The dwell times were recorded for different over-lying water thicknesses and the data were normalized to over-lying water thickness d, where d is equal to 7 cm. At the same time, the 0.6 cc Farmer ion chamber was used to measure the dose at 5 cm from the MammoSite® catheter axis for different over-lying water thicknesses, and normalized to d equal to 7 cm (full scatter state). The results are summarized in Figure 11 and Tables 4 and 5.
Figure 11: Comparison of the normalized dose as a function of over-lying water thickness for the MammoSite® balloon placed in cubical water phantom, at 5 cm from catheter. a) Delivered dose measurements from the Nucletron Oncentra treatment planning system. b) Measured dose from the 6 cc Farmer chamber.
|Over-lying water thickness (d) (cm)||Dwell time to deliver 100cGy||Normalize to full scatter (d = 7cm)|
|Reading 1 (Sec.)||Reading 2 (Sec.)||Average(Sec.)|
Table 4: Recorded dwell times from the Nucletron Oncentra treatment planning systems for different over-lying water thicknesses.
|Over-lying water thickness (d) (cm)||Dwell time to deliver 100cGy||Normalize to full scatter (d = 7cm)|
|Reading 1 (nc)||Reading 2 (nC)||Average (nC)|
Table 5: Recorded ion chamber readings for different over-lying water thicknesses.
Effect of contrast material
Both of these experiments were carried out using the same MammoSite® balloon with radius of 4 cm. During the first experiment, the contrast was changed from a concentration of 0% to 30% while keeping the same phantom setup. As shown in Table 3, we observed a prescribed dose reduction from 1.7% to 6.2% at 5 cm away from the balloon axis relative to the dose obtained without contrast material. The largest dose reduction occurred when contrast concentration was at its greatest. According to Table 2 and Figure 10, we observed the predicted dose from the treatment planning system was constant with the different contrast concentrations. Therefore, we can conclude that treatment-planning system does not take into account dose perturbation as a function of different contrast concentrations. Dose perturbations due to contrast concentration have minimal effect on the MammoSite® dosimetry as long as the concentration is below 20%.

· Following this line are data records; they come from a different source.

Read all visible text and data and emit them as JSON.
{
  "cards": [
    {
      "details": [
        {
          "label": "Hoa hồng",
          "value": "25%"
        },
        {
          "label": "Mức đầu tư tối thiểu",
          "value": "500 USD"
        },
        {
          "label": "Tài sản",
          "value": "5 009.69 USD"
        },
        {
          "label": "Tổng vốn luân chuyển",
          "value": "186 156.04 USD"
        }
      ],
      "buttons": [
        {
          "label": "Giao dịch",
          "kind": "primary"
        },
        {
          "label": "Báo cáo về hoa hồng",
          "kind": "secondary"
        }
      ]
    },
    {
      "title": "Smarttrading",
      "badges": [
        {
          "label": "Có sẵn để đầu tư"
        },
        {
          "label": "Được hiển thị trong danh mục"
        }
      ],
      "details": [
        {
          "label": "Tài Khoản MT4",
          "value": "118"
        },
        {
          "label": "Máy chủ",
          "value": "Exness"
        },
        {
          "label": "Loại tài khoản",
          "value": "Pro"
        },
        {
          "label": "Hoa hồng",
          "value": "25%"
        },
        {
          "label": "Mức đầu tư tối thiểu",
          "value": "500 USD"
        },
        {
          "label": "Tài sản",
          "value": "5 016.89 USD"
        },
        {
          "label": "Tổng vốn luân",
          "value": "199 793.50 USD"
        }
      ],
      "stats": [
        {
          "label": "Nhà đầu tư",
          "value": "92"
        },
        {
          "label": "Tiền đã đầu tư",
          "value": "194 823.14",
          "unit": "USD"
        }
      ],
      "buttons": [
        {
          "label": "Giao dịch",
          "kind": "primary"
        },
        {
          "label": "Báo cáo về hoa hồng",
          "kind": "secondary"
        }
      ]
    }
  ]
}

During the second experiment, we changed the over-lying water thickness from 0 cm to 7 cm while keeping the other parameters the same. We also assumed that 7 cm of over-lying water thickness is more than sufficient for full scatter. As shown in Table 5, we observed a prescribed dose reduction from 0.21% to 7.7% at 5 cm away from the balloon axis relative to the dose obtained with full scatter (when d is equal to 7 cm). As shown in Table 4 and Figure 11, we observed that the predicted dose form the treatment planning system was constant with the different over-lying water thicknesses (d). Therefore, we can reconfirm the conclusion that we made earlier saying that the treatmentplanning system does not take into account dose perturbation due to the effect of the breast air interface. According to Figure 11, when the over-lying water thickness d is less than 1 cm, there is a considerable dose reduction to PTV. Therefore, we can recommend that caution should be taken when planning on using a MammoSite® technique to treat lumpectomy cavities close to the skin surface because of the predicted dose may be clinically different than that of predicted.
According to these results, it is important to develop a treatment planning system that performs heterogeneity correction for breast air interface, different contrast materials and different contrast concentrations. During this investigation, we only considered two variables. Therefore, to quantify the uncertainties linked to the Mammo Site® brachytherapy technique completely, more research needs to be undertaken regarding the uncertainties due to the balloon deformation and source position .
Make the best use of Scientific Research and information from our 700 + peer reviewed, Open Access Journals